With a spot in the semifinal round of the Intercollegiate Sailing Association (ICSA) Dinghy National Championship on the line this past weekend, all eyes were on the New England Dinghy Championship at Harvard.
Manning the A−division for Tufts’ co−ed squad on Saturday and racing in the Harvard fleet was sophomore skipper William Haeger, alongside fellow sophomore crew Paula Grasberger. Meanwhile, in the MIT fleet, the B−division duo of senior skipper and co−captain Massimo Soriano and junior crew Madeline Luce held their own against stiff competition and variable westerly breezes.
“The New England Dinghy Championship is one of the toughest regattas of the year,” Soriano said. “The competition is always stacked, and it’s just one of the biggest events in the country for co−ed sailing.”
Tufts finished seventh out of the 18−team pool to earn a spot in the national semifinal round. But the final placement hardly begins to describe the intensity of the regatta. After the first day, with each division having sailed 12 races, the Jumbos tentatively sat in second place with 164 points, behind only Boston College, which tallied 160 points.
“It was a roller coaster of a regatta,” Soriano said. “Though we ended the first day in second place, we knew it was a very precarious spot. We were only four points away from first and 17 away from ninth. All the scores could get mixed up after even one race.”
The second day turned out to be more difficult. A string of sub−par showings by the A−division saw the Jumbos’ placement free−fall temporarily out of the top eight. The B−division, led once again by Soriano and Luce, was able to bring back some momentum and return the team to within qualifying range, thanks in part to a first−place finish in the 13th race to go along with runner−up results in the second, ninth and 12th races.
Junior co−captain William Hutchings, who observed the race as an alternate, took notice of the effects that the venue had on the racers.
“The Charles River is very interesting,” Hutchings said. “It’s very difficult to predict the wind because it’s so dependent on how it shears off buildings and the land. You could still have a great start but end up second−to−last here. We weren’t in a groove Sunday with the rapid wind shifts and puffs, and, to use a sailing term, we were just out of phase.”
The final scores tell the tale — the A−division tallied 158 points over the two days to go along with the B−division’s 114, good for a total of 272. Tufts’ score put the team just ahead of Brown and MIT, which tied for eighth place with 274 each, with the final semifinal qualifier going to Brown following a head−to−head tiebreaker. Rounding out the top six were Harvard, Roger Williams, Yale, Dartmouth, Boston College and Boston University. The top eight overall from the regatta secured national qualifying spots.
“All the teams were extremely competitive,” Soriano said. “Any of the top nine teams had a chance to win it all.
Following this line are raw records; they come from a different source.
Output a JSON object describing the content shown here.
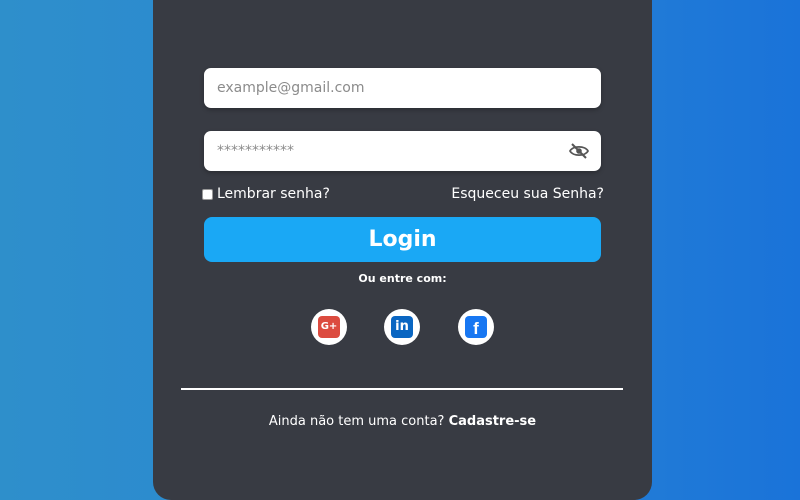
{
  "form": {
    "email_placeholder": "example@gmail.com",
    "password_placeholder": "***********",
    "remember_label": "Lembrar senha?",
    "forgot_label": "Esqueceu sua Senha?",
    "login_label": "Login",
    "or_label": "Ou entre com:"
  },
  "social": {
    "google_label": "G+",
    "linkedin_label": "in",
    "facebook_label": "f"
  },
  "signup": {
    "question": "Ainda não tem uma conta?",
    "link_label": "Cadastre-se"
  },
  "colors": {
    "card": "#383b43",
    "login_button": "#1aa8f5",
    "google": "#dc4b3f",
    "linkedin": "#0a66c2",
    "facebook": "#1877f2"
  },
  "icons": {
    "password_toggle": "eye-slash-icon",
    "google": "google-plus-icon",
    "linkedin": "linkedin-icon",
    "facebook": "facebook-icon"
  }
}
The most important thing for right now is just moving past qualifiers.”
“Doing well isn’t just about having [good] races, it’s about not having bad races,” Hutchings added. “We almost didn’t qualify. It came down to the last race, where Massimo was able to put on points over MIT and Brown to secure seventh place. It’s a testament to how competitive the New England Intercollegiate Sailing Association is.”
While the co−ed fleet team was at Harvard, the women’s sailing team competed back at the coast guard in the Emily Wick Trophy regatta, which did not have national qualifier implications for nationals but was significant for ranking purposes.
Junior captain Natalie Salk teamed up with senior Reeves Bright and sophomore Sara Makaretz to represent the A−division, while junior skipper Mariel Marchand joined the sophomore triplet of Makaretz, Barbara Murray and Margaret Bacon in the B.
As in the New England Dinghy Championship, the women faced stiff competition, but managed to land in sixth place in the 17−team event thanks to a 104−point contribution from the A−division over the course of the event’s 17 races. After a rough start in the first four races on Saturday, Salk and Makaretz carried the Jumbos to six consecutive top−five finishes en route to a fourth−place overall finish in the A division.
“The Emily Wick Trophy was important for the team,” Soriano said. “It was good for the B−division, adjusting to higher−level competition and building confidence going into New England nationals.”
This weekend, the women will shoot for national qualifying marks at the New England Championships at Boston College.